The pictures stay out; everything else in the entries below must be returned exactly.

[[ Source material open ]]

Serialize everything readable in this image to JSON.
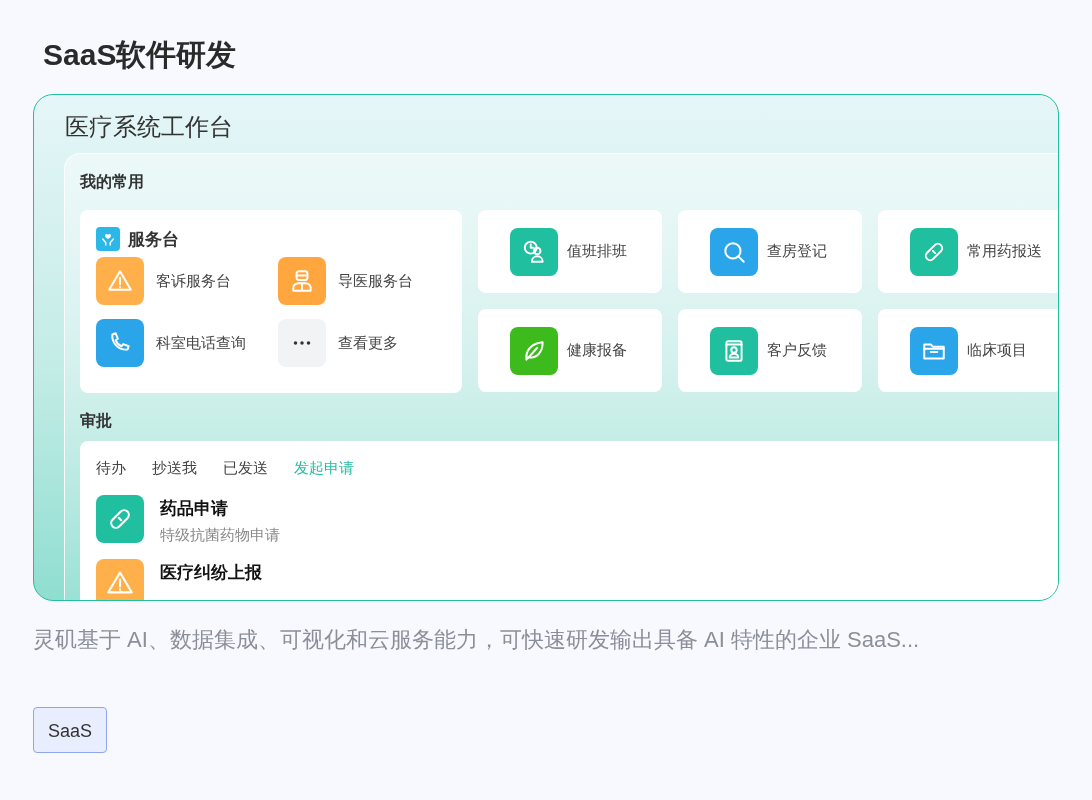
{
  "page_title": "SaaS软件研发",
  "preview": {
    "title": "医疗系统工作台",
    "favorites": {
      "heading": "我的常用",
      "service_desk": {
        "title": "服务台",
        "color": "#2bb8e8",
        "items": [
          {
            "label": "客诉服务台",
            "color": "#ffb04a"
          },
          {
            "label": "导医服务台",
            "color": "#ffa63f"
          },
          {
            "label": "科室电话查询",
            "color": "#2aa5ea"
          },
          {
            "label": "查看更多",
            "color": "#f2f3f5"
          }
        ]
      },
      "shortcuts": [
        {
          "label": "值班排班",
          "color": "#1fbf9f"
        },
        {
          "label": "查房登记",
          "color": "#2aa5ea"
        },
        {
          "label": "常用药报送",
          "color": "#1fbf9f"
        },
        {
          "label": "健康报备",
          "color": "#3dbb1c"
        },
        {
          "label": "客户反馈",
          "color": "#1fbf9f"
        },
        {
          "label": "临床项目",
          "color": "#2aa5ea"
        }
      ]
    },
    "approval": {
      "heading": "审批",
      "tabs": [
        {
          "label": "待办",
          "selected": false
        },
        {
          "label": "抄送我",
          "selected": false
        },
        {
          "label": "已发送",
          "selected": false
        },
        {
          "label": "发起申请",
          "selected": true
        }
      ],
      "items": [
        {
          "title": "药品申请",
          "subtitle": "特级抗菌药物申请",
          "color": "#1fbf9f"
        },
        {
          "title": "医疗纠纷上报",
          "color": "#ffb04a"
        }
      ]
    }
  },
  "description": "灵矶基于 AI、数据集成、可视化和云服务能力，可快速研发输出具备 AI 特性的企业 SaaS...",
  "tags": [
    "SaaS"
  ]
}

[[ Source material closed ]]

→ **Solution to the problem**
Serialize everything readable in this image to JSON.
{
  "page_title": "SaaS软件研发",
  "preview": {
    "title": "医疗系统工作台",
    "favorites": {
      "heading": "我的常用",
      "service_desk": {
        "title": "服务台",
        "color": "#2bb8e8",
        "items": [
          {
            "label": "客诉服务台",
            "color": "#ffb04a"
          },
          {
            "label": "导医服务台",
            "color": "#ffa63f"
          },
          {
            "label": "科室电话查询",
            "color": "#2aa5ea"
          },
          {
            "label": "查看更多",
            "color": "#f2f3f5"
          }
        ]
      },
      "shortcuts": [
        {
          "label": "值班排班",
          "color": "#1fbf9f"
        },
        {
          "label": "查房登记",
          "color": "#2aa5ea"
        },
        {
          "label": "常用药报送",
          "color": "#1fbf9f"
        },
        {
          "label": "健康报备",
          "color": "#3dbb1c"
        },
        {
          "label": "客户反馈",
          "color": "#1fbf9f"
        },
        {
          "label": "临床项目",
          "color": "#2aa5ea"
        }
      ]
    },
    "approval": {
      "heading": "审批",
      "tabs": [
        {
          "label": "待办",
          "selected": false
        },
        {
          "label": "抄送我",
          "selected": false
        },
        {
          "label": "已发送",
          "selected": false
        },
        {
          "label": "发起申请",
          "selected": true
        }
      ],
      "items": [
        {
          "title": "药品申请",
          "subtitle": "特级抗菌药物申请",
          "color": "#1fbf9f"
        },
        {
          "title": "医疗纠纷上报",
          "color": "#ffb04a"
        }
      ]
    }
  },
  "description": "灵矶基于 AI、数据集成、可视化和云服务能力，可快速研发输出具备 AI 特性的企业 SaaS...",
  "tags": [
    "SaaS"
  ]
}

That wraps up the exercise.